Time to Give Up White Bread and Pasta. Really!

June 9, 2010 in Diabetes Management, Health Claims, Mediterranean, Nutrition, Whole Grains by Joyce Bunderson

The results of a new study are actually putting a new twist on replacing saturated fat in the diet. Yes, by all means replace it, but not with white flour products and sugar! OK, here are the nuts and bolts of this important study.

The study was conducted because it was known that when carbohydrates replace saturated fats there is an association with a higher risk of ischemic heart disease. The researchers decided to investigate the risk of myocardial infarction (MI – heart attack) with a higher intake of calories from carbohydrates and a lower intake of energy from saturated fat. They also decided to look at carbohydrates with different glycemic index (GI) values (Generally, highly refined carbohydrates like sugar and white flour products have a high GI and whole grains and vegetables have a low GI.

Marianne U. Jakobsen and others conducted the newly published study in The American Journal of Clinical Nutrition in June 2010. The study conducted at Aarhus University Hospital Aalborg, Denmark included 53,644 women and men free of any previous heart attacks at the beginning of the study. During the 12 years of following the subjects, there were 1943 cases of heart attacks (MI).
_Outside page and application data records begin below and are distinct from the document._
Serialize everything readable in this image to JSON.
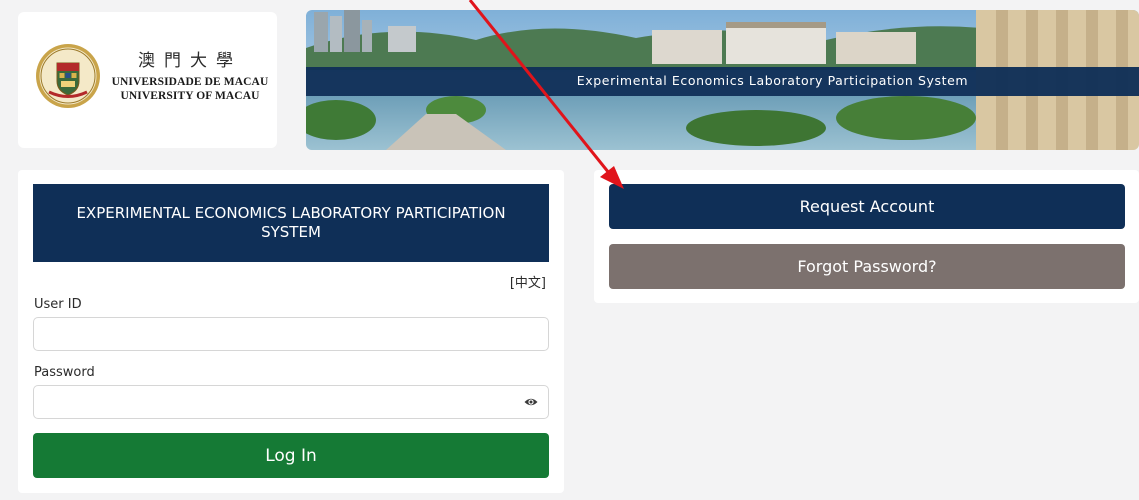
{
  "logo": {
    "chinese_name": "澳門大學",
    "portuguese_name": "UNIVERSIDADE DE MACAU",
    "english_name": "UNIVERSITY OF MACAU",
    "seal_text": "UNIVERSIDADE DE MACAU"
  },
  "banner": {
    "title": "Experimental Economics Laboratory Participation System"
  },
  "login": {
    "header": "EXPERIMENTAL ECONOMICS LABORATORY PARTICIPATION SYSTEM",
    "language_link": "[中文]",
    "user_id_label": "User ID",
    "user_id_value": "",
    "password_label": "Password",
    "password_value": "",
    "password_toggle_icon": "eye-icon",
    "login_button": "Log In"
  },
  "actions": {
    "request_account": "Request Account",
    "forgot_password": "Forgot Password?"
  },
  "colors": {
    "navy": "#0f2f57",
    "green": "#157a35",
    "taupe": "#7c716e",
    "annotation_red": "#e0141b"
  }
}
The researchers say that their study validates the idea that saturated fat has an important role in heart attack risk, but (This ‘but’ is the new piece of information) – BUT the benefits of cutting back on saturated fats depend on the sort of carbohydrate prevalent in the diet. When complex carbohydrates like whole grains and vegetables with low GI are the prevalent carbohydrate replacing the saturated fat, the risk of MI decreases. And when the carbohydrates are high GI (think processed grains and sugar), the risk goes up. The subjects, who had the highest average dietary glycemic index, increased their heart attack risk by 33 percent for every five percent increase in calorie intake from carbohydrates.  You wouldn’t want to stake your life with those odds.
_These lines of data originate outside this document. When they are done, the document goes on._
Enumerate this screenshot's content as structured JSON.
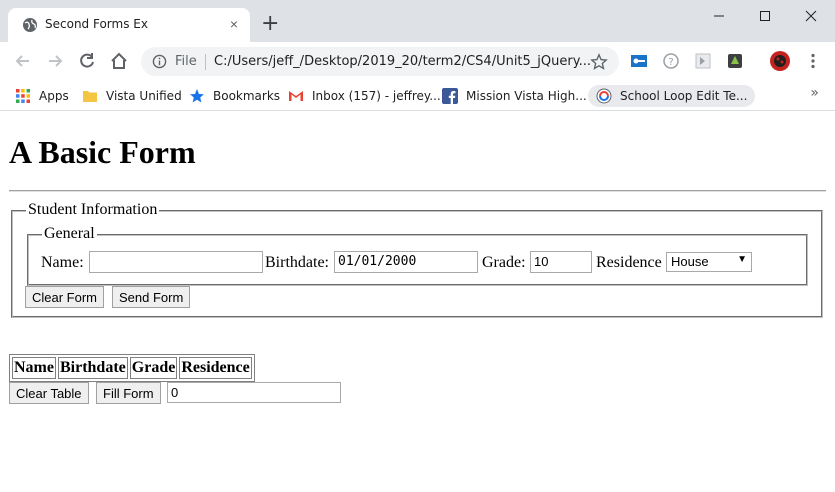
{
  "browser": {
    "tab_title": "Second Forms Ex",
    "tab_close_glyph": "×",
    "new_tab_glyph": "+",
    "url_scheme": "File",
    "url": "C:/Users/jeff_/Desktop/2019_20/term2/CS4/Unit5_jQuery...",
    "bookmarks": [
      {
        "label": "Apps",
        "icon": "apps-grid-icon"
      },
      {
        "label": "Vista Unified",
        "icon": "folder-icon"
      },
      {
        "label": "Bookmarks",
        "icon": "star-icon"
      },
      {
        "label": "Inbox (157) - jeffrey...",
        "icon": "gmail-icon"
      },
      {
        "label": "Mission Vista High...",
        "icon": "facebook-icon"
      },
      {
        "label": "School Loop Edit Te...",
        "icon": "schoolloop-icon"
      }
    ],
    "bookmarks_overflow": "»"
  },
  "page": {
    "title": "A Basic Form",
    "fieldset_legend": "Student Information",
    "inner_legend": "General",
    "labels": {
      "name": "Name:",
      "birthdate": "Birthdate:",
      "grade": "Grade:",
      "residence": "Residence"
    },
    "inputs": {
      "name": "",
      "birthdate": "01/01/2000",
      "grade": "10",
      "residence": "House"
    },
    "buttons": {
      "clear_form": "Clear Form",
      "send_form": "Send Form",
      "clear_table": "Clear Table",
      "fill_form": "Fill Form"
    },
    "table_headers": [
      "Name",
      "Birthdate",
      "Grade",
      "Residence"
    ],
    "counter_value": "0"
  },
  "colors": {
    "titlebar": "#dee1e6",
    "omnibox": "#f1f3f4"
  }
}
What a bummer!  You make a big effort to cut down on the sat fats and where does it get you?  Worse off than before, unless you also cut way back on white flour products and sugar. It seems that one good deed must be followed up with another. Fortunately, there are delicious whole grains, fruits, and vegetables just eager for you to eat them instead of the processed stuff, and there are yummy ways to prepare them. This blog and other sources have a wide selection of recipes and suggestions to do so.

The researchers have suggested that the public should consume fewer refined foods, more non-starchy vegetables, fruit and legumes as a practical way to reduce heart disease risk. While this is especially important for diabetics who have an increased risk of MI, this should really be a ‘wake up call’ for everyone to stop waiting to eat more fruits, vegetables, legumes and whole grains and to stop eating processed flours, and sugar. In addition, they also mentioned that eating this way would tend to lead to consuming more fiber and micronutrients, which are factors also considered to play a role in the prevention of ischemic heart disease.

The bottom line is that if you’re moving toward consuming a Mediterranean-style eating plan, such as described in this web site, you are definitely already moving in the direction to avoid the problems that these researchers have discovered. It’s time to reject processed grains and sugary foods, too much meat, cheese and junk food; begin discovering how deliciously vegetables and whole grains can be prepared – it’s worth your whole-hearted effort (to keep you and your family’s hearts whole).

The picture below was taken at an event honoring my little 8 year old grand-daughter Brooke. Her mother put out this nice buffet on their kitchen counter. The reason I wanted to post it, was that it reminds me that so many people are now cognizant of making whole foods available for their families and their guests. We were very appreciative of the beautiful fruits, vegetables and whole grain salads.

Heather's inviting, colorful, healthy, and yummy buffet luncheon.

Heather's inviting, colorful, healthy, and yummy buffet luncheon.